I wrote a post yesterday where I allowed myself the type of pure speculation you and your buddies do when you’re talking sports, because frankly, that’s what everyone behind the scenes is saying. That speculation was that Kane has obviously messed up a few times (whether that means being late for team events or whatever, Maurice has hinted at it), there seems to be some friction between him and the organization, and it seems like he wants out.

As Friedman says, that doesn’t mean he gets out, and I agree it’s worth making every effort to keep him. I guess it just remains to be seen if he’s willing to mature into a guy who wants to be a part of what they’re building in Manitoba or not. If he’s miserable and they’re not willing to move him, you’d expect to see more flare ups like this over the next four years, and that means more trade rumblings.

10 Thoughts

3. Whenever we get close to the end of a season, you hear the usual rumours about potential changes on the bench and in front offices. I try to be very careful about this stuff, because it isn’t always accurate. There’s a lot of it this year, more than normal. One of the difficulties with predicting change is how one dismissal affects others. There are a couple of current coaches with the potential to create a domino effect. The first is going to be Barry Trotz. If the Predators make a change, there is going to be a lot of interest. There are teams who think he will benefit from a fresh start and more offensive punch.

It would be really interesting to see what Barry Trotz could do with an offensive lineup. I feel like coaches in Trotz’s situation – running a lower budgeted team without pure offensive talents to frequent success (think Dave Tippett) – are comparable to GMs who do well with a shoestring budget, then get the chance to spend big with a new team, and don’t have success.

I believe it was Glen Sather, once the GM of the Oilers, who made noise about what he could do with the NY Rangers budget. I wouldn’t say it’s been an endless downpour of Cups there since.

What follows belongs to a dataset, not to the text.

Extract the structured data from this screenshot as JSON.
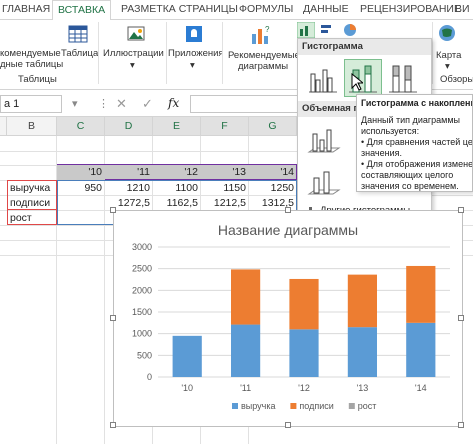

Some coaches are really great at getting the most out of teams that don’t have the raw talent, and part of that is convincing them that because they don’t have the Crosbys on their team they need to be better positionally. If he suddenly went somewhere that did have offensive tools, could he get the team to play as responsibly? Would he succeed at utilizing his firepower, or feel more inclined to chain it up the way he’s gotten Nashville to be good over the past handful of years? Read the rest of this entry »